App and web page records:
+--
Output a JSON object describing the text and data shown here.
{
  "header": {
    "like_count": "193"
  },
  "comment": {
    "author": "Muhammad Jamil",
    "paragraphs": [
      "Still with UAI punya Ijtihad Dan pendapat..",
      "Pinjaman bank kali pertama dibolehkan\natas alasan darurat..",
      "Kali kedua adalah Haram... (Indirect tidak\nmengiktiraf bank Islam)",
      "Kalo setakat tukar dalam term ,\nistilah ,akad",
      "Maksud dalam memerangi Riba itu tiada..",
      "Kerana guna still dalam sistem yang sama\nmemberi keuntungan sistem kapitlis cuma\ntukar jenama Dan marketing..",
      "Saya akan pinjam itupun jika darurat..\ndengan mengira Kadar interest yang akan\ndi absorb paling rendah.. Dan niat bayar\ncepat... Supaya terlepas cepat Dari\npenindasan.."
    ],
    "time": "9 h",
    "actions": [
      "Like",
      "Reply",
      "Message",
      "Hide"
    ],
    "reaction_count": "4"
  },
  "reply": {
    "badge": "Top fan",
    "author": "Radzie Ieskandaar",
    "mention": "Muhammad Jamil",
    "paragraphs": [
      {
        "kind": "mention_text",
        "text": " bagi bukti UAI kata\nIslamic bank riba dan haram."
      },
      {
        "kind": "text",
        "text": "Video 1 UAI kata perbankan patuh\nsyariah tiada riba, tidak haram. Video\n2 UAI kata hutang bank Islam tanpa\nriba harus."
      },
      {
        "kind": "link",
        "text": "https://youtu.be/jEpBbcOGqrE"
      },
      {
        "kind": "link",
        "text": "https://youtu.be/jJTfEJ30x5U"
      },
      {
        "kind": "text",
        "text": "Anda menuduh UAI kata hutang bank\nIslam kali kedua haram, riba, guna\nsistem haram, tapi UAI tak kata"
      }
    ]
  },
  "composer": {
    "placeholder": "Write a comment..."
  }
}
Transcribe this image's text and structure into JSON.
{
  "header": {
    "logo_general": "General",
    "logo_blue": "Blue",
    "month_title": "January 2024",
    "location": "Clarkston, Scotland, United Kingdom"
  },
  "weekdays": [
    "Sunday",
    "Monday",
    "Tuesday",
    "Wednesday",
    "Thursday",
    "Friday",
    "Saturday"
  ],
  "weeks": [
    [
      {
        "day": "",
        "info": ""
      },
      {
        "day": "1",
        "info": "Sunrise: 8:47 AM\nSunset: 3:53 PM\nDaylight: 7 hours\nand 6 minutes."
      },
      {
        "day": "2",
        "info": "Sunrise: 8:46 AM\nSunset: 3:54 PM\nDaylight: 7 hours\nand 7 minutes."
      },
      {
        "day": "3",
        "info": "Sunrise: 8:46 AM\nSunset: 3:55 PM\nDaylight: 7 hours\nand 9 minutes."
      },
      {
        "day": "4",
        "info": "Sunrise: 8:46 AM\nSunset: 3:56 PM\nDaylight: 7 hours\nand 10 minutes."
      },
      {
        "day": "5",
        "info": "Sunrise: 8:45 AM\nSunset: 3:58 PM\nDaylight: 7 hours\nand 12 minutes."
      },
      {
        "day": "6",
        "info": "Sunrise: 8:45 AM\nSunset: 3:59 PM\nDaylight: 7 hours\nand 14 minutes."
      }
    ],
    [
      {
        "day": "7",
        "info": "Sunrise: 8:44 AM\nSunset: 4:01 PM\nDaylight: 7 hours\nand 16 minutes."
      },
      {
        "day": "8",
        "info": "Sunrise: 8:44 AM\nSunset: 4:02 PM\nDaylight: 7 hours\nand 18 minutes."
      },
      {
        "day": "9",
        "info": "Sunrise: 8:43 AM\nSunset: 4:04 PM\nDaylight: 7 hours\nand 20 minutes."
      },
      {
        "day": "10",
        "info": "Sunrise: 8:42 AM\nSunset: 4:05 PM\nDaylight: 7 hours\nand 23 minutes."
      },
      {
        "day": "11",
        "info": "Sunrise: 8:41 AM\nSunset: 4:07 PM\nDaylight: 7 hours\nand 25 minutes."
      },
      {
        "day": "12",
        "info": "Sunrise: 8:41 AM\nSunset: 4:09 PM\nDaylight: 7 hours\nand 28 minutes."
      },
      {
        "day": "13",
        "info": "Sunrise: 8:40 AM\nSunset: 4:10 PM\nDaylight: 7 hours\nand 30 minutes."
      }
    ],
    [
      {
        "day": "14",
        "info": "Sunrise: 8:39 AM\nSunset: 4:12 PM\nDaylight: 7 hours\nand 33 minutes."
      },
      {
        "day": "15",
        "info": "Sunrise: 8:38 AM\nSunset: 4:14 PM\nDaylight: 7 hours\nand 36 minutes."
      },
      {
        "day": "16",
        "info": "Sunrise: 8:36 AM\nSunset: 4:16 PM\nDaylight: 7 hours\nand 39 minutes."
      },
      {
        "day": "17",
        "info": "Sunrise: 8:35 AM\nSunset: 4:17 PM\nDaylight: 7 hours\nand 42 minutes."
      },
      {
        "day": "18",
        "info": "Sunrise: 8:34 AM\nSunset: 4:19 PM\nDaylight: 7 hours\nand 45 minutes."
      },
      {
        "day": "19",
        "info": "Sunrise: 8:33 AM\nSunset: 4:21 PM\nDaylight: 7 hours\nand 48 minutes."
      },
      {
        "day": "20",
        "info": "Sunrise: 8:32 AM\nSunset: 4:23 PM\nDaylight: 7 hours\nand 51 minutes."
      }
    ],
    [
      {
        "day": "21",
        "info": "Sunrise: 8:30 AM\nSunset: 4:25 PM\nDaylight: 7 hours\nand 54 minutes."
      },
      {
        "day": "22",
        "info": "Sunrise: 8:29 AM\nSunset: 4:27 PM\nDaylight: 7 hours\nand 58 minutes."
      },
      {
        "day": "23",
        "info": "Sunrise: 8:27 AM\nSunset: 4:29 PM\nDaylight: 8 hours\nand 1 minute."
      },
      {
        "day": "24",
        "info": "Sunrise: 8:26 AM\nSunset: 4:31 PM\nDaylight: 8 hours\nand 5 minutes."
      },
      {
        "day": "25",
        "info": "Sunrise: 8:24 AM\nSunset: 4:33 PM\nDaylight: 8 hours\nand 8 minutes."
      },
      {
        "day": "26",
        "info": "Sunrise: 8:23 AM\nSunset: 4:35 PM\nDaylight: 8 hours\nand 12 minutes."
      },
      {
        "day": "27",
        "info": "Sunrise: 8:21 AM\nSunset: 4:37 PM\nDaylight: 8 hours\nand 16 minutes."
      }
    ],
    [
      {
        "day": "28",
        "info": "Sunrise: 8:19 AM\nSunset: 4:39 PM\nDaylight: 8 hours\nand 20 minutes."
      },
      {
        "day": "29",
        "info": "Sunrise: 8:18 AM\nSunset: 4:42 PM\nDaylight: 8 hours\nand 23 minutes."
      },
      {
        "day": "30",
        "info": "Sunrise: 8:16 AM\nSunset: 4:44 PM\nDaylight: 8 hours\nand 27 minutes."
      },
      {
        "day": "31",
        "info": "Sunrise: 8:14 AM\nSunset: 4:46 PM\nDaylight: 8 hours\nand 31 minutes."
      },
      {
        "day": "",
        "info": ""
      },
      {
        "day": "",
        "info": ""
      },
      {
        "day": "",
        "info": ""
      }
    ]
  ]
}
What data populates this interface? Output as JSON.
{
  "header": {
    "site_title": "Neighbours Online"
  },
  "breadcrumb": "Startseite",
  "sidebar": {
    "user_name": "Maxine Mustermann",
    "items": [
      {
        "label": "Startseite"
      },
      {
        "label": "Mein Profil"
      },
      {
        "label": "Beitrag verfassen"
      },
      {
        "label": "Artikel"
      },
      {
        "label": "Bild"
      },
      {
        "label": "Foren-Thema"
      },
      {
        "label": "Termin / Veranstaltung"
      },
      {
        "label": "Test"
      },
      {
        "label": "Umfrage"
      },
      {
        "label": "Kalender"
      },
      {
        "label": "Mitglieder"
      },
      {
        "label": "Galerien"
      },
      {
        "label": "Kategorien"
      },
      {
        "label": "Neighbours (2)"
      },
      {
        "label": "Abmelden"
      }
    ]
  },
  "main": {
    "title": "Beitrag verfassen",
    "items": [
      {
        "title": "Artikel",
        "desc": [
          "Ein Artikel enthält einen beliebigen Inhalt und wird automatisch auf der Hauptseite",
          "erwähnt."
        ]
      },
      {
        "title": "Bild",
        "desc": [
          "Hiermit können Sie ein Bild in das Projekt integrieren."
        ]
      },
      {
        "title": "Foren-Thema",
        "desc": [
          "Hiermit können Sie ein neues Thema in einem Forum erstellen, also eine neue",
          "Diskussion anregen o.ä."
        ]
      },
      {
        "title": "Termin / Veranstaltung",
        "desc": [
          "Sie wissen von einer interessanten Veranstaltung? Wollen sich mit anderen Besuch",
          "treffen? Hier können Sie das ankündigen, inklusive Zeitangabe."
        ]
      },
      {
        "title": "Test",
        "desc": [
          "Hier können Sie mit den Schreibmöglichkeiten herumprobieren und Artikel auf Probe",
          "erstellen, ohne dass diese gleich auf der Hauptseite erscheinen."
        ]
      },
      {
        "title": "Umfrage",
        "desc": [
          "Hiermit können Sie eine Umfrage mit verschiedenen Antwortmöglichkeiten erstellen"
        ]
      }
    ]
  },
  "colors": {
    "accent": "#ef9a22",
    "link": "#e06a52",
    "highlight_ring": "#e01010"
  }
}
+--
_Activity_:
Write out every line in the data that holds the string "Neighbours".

_Reply_:
    "site_title": "Neighbours Online"
        "label": "Neighbours (2)"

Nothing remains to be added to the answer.